Source data Block Start
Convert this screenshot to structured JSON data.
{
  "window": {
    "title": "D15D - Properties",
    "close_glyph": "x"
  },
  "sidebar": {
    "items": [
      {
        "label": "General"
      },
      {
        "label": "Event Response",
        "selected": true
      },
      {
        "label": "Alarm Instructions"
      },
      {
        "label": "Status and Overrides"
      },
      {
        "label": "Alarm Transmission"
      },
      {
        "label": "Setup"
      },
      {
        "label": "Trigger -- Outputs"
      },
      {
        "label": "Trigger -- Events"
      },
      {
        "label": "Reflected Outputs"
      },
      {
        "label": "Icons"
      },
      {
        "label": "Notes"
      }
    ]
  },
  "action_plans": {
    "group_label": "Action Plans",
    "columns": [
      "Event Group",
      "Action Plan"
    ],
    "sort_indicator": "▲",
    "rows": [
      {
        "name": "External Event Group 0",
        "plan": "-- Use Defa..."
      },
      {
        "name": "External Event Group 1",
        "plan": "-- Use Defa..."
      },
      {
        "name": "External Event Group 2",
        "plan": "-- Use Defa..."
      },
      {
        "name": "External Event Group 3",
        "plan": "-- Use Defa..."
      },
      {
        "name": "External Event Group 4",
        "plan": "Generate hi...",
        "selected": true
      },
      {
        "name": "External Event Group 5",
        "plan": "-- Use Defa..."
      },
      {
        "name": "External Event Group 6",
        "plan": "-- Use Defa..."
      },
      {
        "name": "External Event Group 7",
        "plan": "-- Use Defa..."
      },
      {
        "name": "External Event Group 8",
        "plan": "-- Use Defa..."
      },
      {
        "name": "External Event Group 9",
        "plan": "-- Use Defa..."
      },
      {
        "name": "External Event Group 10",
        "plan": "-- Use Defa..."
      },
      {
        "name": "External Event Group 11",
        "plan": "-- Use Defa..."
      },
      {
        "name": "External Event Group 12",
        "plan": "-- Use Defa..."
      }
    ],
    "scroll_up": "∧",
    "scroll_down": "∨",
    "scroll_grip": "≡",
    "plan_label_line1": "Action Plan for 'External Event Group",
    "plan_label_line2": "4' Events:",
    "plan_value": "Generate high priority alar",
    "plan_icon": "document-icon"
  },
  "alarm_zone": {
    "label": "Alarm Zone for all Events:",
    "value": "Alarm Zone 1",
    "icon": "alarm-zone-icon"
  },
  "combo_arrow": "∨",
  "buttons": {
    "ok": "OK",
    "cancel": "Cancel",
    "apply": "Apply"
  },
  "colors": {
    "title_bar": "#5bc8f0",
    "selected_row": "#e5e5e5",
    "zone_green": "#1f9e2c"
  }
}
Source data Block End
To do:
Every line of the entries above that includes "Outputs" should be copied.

Exercise solution:
        "label": "Trigger -- Outputs"
        "label": "Reflected Outputs"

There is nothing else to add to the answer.